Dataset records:
>>>

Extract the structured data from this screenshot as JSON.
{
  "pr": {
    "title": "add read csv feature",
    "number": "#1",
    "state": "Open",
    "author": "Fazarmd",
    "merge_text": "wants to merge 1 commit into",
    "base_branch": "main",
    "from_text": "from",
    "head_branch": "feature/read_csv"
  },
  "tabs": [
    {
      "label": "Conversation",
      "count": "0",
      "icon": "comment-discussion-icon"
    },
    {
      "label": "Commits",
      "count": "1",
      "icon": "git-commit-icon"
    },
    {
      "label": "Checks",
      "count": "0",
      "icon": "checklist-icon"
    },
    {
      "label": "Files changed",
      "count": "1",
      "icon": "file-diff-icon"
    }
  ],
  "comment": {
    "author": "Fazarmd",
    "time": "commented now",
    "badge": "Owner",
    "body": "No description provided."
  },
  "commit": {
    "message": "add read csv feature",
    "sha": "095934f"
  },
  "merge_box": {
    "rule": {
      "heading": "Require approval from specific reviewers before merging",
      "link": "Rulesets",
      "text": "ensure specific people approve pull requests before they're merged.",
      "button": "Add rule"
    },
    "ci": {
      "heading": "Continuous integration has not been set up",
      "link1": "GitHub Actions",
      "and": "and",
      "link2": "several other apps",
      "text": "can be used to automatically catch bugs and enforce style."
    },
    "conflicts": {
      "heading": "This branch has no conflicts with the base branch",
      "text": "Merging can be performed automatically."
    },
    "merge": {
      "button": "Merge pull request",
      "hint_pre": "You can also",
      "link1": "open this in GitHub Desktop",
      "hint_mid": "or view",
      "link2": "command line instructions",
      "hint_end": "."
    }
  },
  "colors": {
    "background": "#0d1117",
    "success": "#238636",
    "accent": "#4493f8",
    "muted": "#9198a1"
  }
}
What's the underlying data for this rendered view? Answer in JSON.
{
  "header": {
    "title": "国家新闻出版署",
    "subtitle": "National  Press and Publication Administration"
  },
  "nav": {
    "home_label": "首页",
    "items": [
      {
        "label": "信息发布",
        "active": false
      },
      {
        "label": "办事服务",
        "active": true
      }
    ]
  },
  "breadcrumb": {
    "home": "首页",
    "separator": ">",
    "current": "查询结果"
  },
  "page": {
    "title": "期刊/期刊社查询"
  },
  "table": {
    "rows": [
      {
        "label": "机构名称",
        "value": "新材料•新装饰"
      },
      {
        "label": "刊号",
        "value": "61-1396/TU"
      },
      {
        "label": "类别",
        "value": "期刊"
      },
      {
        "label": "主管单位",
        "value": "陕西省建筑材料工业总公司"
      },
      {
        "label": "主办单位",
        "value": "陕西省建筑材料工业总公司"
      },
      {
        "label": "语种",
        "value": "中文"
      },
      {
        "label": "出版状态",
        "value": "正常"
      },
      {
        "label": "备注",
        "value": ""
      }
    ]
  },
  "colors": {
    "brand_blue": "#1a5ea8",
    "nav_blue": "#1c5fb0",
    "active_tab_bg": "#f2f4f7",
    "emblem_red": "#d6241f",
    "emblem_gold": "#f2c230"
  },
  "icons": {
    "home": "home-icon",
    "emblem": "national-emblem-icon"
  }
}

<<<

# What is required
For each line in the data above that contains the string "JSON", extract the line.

# Solution to the exercise
Extract the structured data from this screenshot as JSON.
What's the underlying data for this rendered view? Answer in JSON.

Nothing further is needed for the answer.